Cybercrime costs the US economy at least $100-billion a year, equating to a loss of 508 000 US jobs, according to a new study, Estimating the Cost of Cybercrime and Cyber Espionage.
After years of guesswork and innumerable attempts to quantify the costly effects of cybercrime on the U.S. and world economies, McAfee engaged one of the world’s preeminent international policy institutions for defence and security, the Centre of Strategic and International Studies (CSIS), to build an economic model and methodology to accurately estimate these losses, which can be extended worldwide.

To help measure the real loss from cyber-attacks, CSIS enlisted economists, intellectual property experts and security researchers to develop the report.

The researchers estimate the range for cybercrime loss to the global economy is between $100-billion and $500-billion. They used real-world analogies like figures for car crashes, piracy, pilferage, and crime and drugs to build out the model.

CSIS noted the difficulty of relying on methods such as surveys because companies that reveal their cyber losses often cannot estimate what has been taken, intellectual property losses are difficult to quantify and the self-selection process of surveys can distort the results.

For purposes of the research, CSIS classified malicious cyber activity into six areas:
* The loss of intellectual property;
* Cybercrime;
* The loss of sensitive business information, including possible stock market manipulation;
* Opportunity costs, including service disruptions and reduced trust for online activities;
* The additional cost of securing networks, insurance and recovery from cyber attacks; and
* Reputational damage to the hacked company.

“We believe the CSIS report is the first to use actual economic modelling to build out the figures for the losses attributable to malicious cyber activity,” says Mike Fey, executive vice-president and chief technology officer at McAfee.

“Other estimates have been bandied about for years, but no one has put any rigor behind the effort.
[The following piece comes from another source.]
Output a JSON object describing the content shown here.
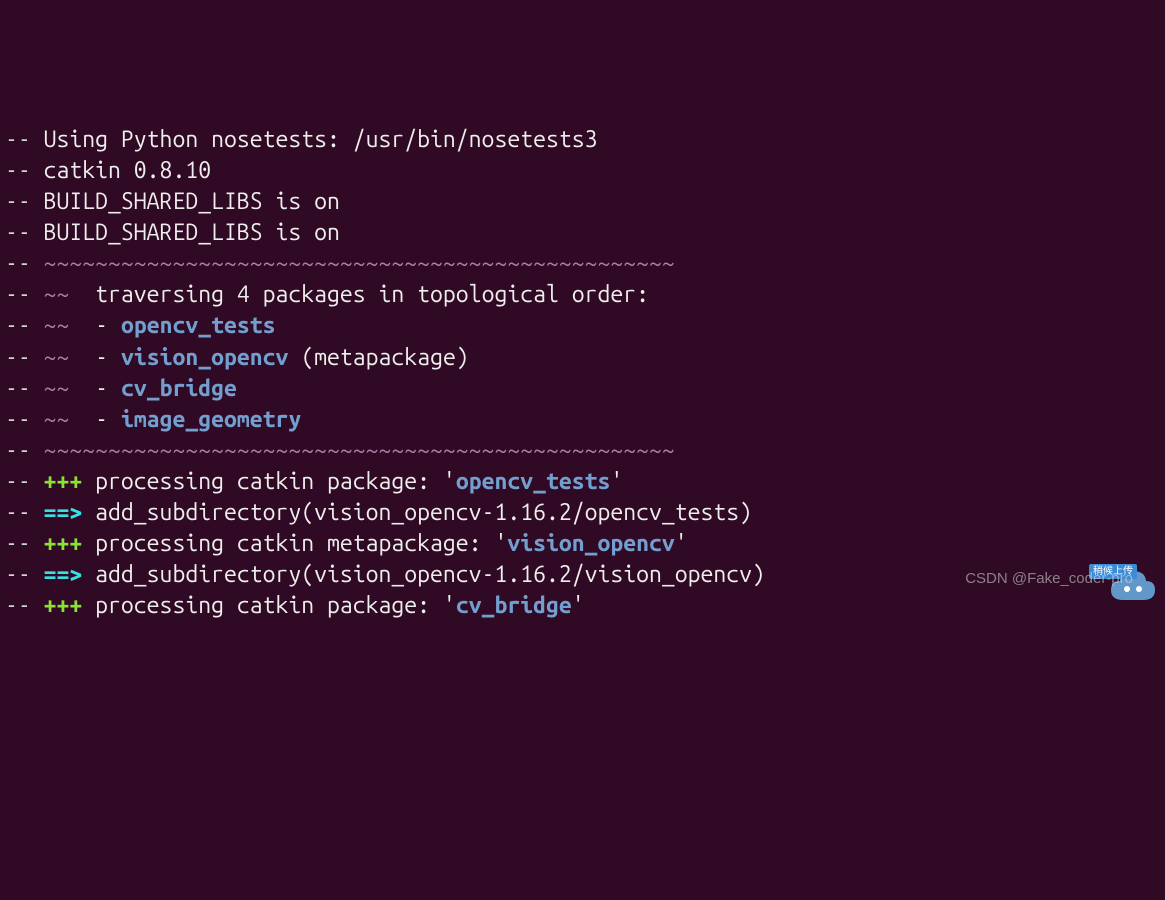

As policymakers, business leaders and others struggle to get their arms around why cyber security matters, they need solid information on which to base their actions.”

The cost of malicious cyber activity involves more than the loss of financial assets or intellectual property. There are opportunity costs, damage to brand and reputation, consumer losses from fraud, the opportunity costs of service disruptions, “cleaning up” after cyber incidents and the cost of increased spending on cyber security.

Each of these categories must be approached carefully, but in combination, they help us gauge the cost to societies.

“This report also connects malicious cyber activity with job loss,” says James Lewis, director and senior fellow: Technology and Public Policy Program at CSIS, and a co-author of the report. “Using figures from the Commerce Department on the ratio of exports to US jobs, we arrived at a high-end estimate of 508 000 US jobs potentially lost from cyber espionage.

“As with other estimates in the report, however, the raw numbers might tell just part of the story. The effect of the net loss of jobs could be small, but if a good portion of these jobs were high-end manufacturing jobs
that moved overseas because of intellectual property losses, the effect could be wide ranging.”

This is the first report CSIS is undertaking to help better understand the true cost of cybercrime. This report builds a model to scope the direct losses from cybercrime and cyber espionage. A second report, which is underway, will look at the ramifications of cyber security losses on the pace of innovation, the flow of trade and the social costs associated with crime and job loss.

Lewis and co-author Stewart Baker of Steptoe & Johnson LLP, and distinguished visiting fellow at CSIS, point out that as thoroughly as they plan to develop their estimates, the dollar amount might not fully reflect all the damaging effects that cyber espionage and cybercrime have on the global economy.

Both activities slow the pace of innovation, distort trade and bring the spate of social costs associated with crime and job loss, according to the report. Lewis and Baker say the larger effect may be more important than any actual number, and it will be the focus of the next report.